A racial gap in kidney transplants appears to have closed, a 13-year study found.
Rates of such transplants among white patients used to far surpass those in blacks, but U.S. data on nearly 200,000 end-stage kidney disease patients shows that disparity had disappeared by 2010. Rates remained stable in 2011 and that trend likely has continued, said Dr. Jesse Sammon, the senior author and a urologist-researcher at the Henry Ford Health System in Detroit.
The rate among black patients climbed from 93 per 1,000 patients in 1998 to about 128 per 1,000 patients in 2010 and 2011. That was also the 2010-11 rate for whites, a slight decline from 1998.
The trend among blacks was "driven wholly by increased rates of transplants from deceased donors," the study authors said. About 80 percent of operations in blacks in 2011 were cadaver organs, which tend to fare worse than those from living donors.
So while the study is mostly "good news," more work is needed to eliminate racial disparities among kidney transplant recipients, Sammon said.
The study was published Monday in JAMA Internal Medicine.
"This is what we've been working for years, to make sure we have equitable access to every potential candidate across the United States," said Dr. Mark Aeder, chairman of the United Network for Organ Sharing' kidney committee. He was not involved in the research.
The trend likely stems from a 2003 change in a national allocation policy for donor kidneys which eased a restriction on certain partially matched donor kidneys. Transplants have the best chance of success when donor organs contain certain proteins that completely match those of the recipient. Perfect matches are most likely when donors and recipients are the same race, but transplants involving partial matches also can work.
With improvements in transplant techniques and in drugs to prevent transplanted organs from being rejected, recipients of partially matched organs can fare well, Aeder said.
A new matching system that took effect last December was designed in part to further improve rates among African Americans. Its features include counting waiting time for a kidney from the date patients start dialysis, rather than when they joined the transplant list. Transplants generally go to those who've waited the longest.
End-stage kidney disease is more common in blacks, and they comprise about one-third of patients on the national waiting list for kidney transplant.
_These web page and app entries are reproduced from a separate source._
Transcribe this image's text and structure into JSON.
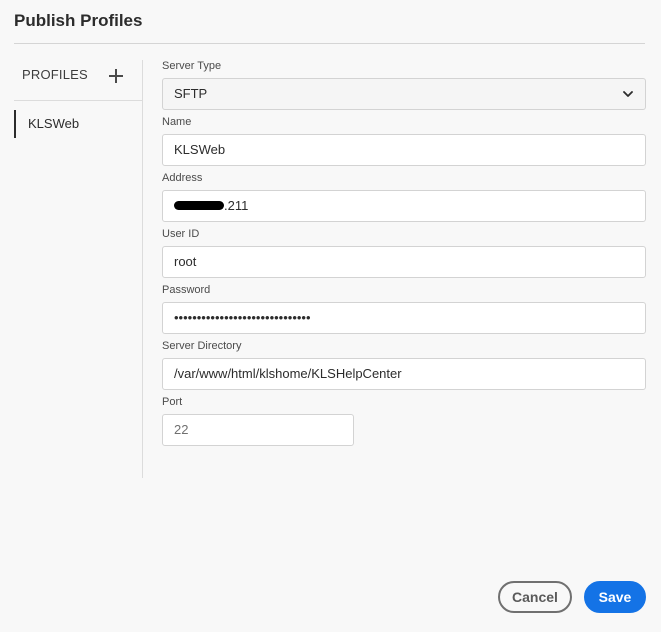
{
  "dialog": {
    "title": "Publish Profiles"
  },
  "sidebar": {
    "header": "PROFILES",
    "add_icon": "plus-icon",
    "items": [
      {
        "label": "KLSWeb",
        "selected": true
      }
    ]
  },
  "form": {
    "server_type": {
      "label": "Server Type",
      "value": "SFTP",
      "icon": "chevron-down-icon"
    },
    "name": {
      "label": "Name",
      "value": "KLSWeb"
    },
    "address": {
      "label": "Address",
      "value_suffix": ".211"
    },
    "user_id": {
      "label": "User ID",
      "value": "root"
    },
    "password": {
      "label": "Password",
      "value": "••••••••••••••••••••••••••••••"
    },
    "server_directory": {
      "label": "Server Directory",
      "value": "/var/www/html/klshome/KLSHelpCenter"
    },
    "port": {
      "label": "Port",
      "value": "22"
    }
  },
  "buttons": {
    "cancel": "Cancel",
    "save": "Save"
  },
  "colors": {
    "accent": "#1473e6",
    "background": "#f8f8f8"
  }
}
Dr. Dorry Segev, an organ transplant specialist at Johns Hopkins University, noted that younger blacks on dialysis die at nearly twice the rate of whites and are less likely to be referred for a transplant. Still, he said it's encouraging that once on the list, "they receive fair organ allocation and achieve good transplant outcomes."